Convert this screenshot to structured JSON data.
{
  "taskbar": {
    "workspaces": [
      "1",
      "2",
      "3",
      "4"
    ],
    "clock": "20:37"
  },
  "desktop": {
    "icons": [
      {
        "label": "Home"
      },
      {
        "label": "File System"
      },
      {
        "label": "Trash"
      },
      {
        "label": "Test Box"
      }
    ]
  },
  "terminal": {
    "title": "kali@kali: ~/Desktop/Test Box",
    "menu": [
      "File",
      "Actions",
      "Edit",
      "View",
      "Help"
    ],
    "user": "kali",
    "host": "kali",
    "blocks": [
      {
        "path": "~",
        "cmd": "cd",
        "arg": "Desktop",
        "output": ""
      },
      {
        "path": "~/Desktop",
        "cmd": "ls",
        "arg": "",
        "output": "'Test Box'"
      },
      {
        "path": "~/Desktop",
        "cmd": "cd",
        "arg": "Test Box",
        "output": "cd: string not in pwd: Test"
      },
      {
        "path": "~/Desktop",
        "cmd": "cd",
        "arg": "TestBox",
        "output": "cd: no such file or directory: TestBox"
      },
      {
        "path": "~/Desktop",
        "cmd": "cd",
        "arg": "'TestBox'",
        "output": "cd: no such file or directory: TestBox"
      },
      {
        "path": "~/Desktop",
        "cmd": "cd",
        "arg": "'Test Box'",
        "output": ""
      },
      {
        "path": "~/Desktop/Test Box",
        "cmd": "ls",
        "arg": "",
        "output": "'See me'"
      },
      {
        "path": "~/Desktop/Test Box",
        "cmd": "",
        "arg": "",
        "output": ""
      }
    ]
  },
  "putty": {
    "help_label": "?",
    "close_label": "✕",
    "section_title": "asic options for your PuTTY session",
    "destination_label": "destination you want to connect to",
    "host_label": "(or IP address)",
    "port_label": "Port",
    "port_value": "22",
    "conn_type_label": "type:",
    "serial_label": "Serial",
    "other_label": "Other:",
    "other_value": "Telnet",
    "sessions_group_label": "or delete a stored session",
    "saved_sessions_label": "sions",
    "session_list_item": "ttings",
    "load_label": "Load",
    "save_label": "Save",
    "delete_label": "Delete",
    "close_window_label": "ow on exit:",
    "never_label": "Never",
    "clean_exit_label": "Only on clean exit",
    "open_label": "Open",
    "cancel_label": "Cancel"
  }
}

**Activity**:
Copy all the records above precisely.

**Written response**:
Convert this screenshot to structured JSON data.
{
  "taskbar": {
    "workspaces": [
      "1",
      "2",
      "3",
      "4"
    ],
    "clock": "20:37"
  },
  "desktop": {
    "icons": [
      {
        "label": "Home"
      },
      {
        "label": "File System"
      },
      {
        "label": "Trash"
      },
      {
        "label": "Test Box"
      }
    ]
  },
  "terminal": {
    "title": "kali@kali: ~/Desktop/Test Box",
    "menu": [
      "File",
      "Actions",
      "Edit",
      "View",
      "Help"
    ],
    "user": "kali",
    "host": "kali",
    "blocks": [
      {
        "path": "~",
        "cmd": "cd",
        "arg": "Desktop",
        "output": ""
      },
      {
        "path": "~/Desktop",
        "cmd": "ls",
        "arg": "",
        "output": "'Test Box'"
      },
      {
        "path": "~/Desktop",
        "cmd": "cd",
        "arg": "Test Box",
        "output": "cd: string not in pwd: Test"
      },
      {
        "path": "~/Desktop",
        "cmd": "cd",
        "arg": "TestBox",
        "output": "cd: no such file or directory: TestBox"
      },
      {
        "path": "~/Desktop",
        "cmd": "cd",
        "arg": "'TestBox'",
        "output": "cd: no such file or directory: TestBox"
      },
      {
        "path": "~/Desktop",
        "cmd": "cd",
        "arg": "'Test Box'",
        "output": ""
      },
      {
        "path": "~/Desktop/Test Box",
        "cmd": "ls",
        "arg": "",
        "output": "'See me'"
      },
      {
        "path": "~/Desktop/Test Box",
        "cmd": "",
        "arg": "",
        "output": ""
      }
    ]
  },
  "putty": {
    "help_label": "?",
    "close_label": "✕",
    "section_title": "asic options for your PuTTY session",
    "destination_label": "destination you want to connect to",
    "host_label": "(or IP address)",
    "port_label": "Port",
    "port_value": "22",
    "conn_type_label": "type:",
    "serial_label": "Serial",
    "other_label": "Other:",
    "other_value": "Telnet",
    "sessions_group_label": "or delete a stored session",
    "saved_sessions_label": "sions",
    "session_list_item": "ttings",
    "load_label": "Load",
    "save_label": "Save",
    "delete_label": "Delete",
    "close_window_label": "ow on exit:",
    "never_label": "Never",
    "clean_exit_label": "Only on clean exit",
    "open_label": "Open",
    "cancel_label": "Cancel"
  }
}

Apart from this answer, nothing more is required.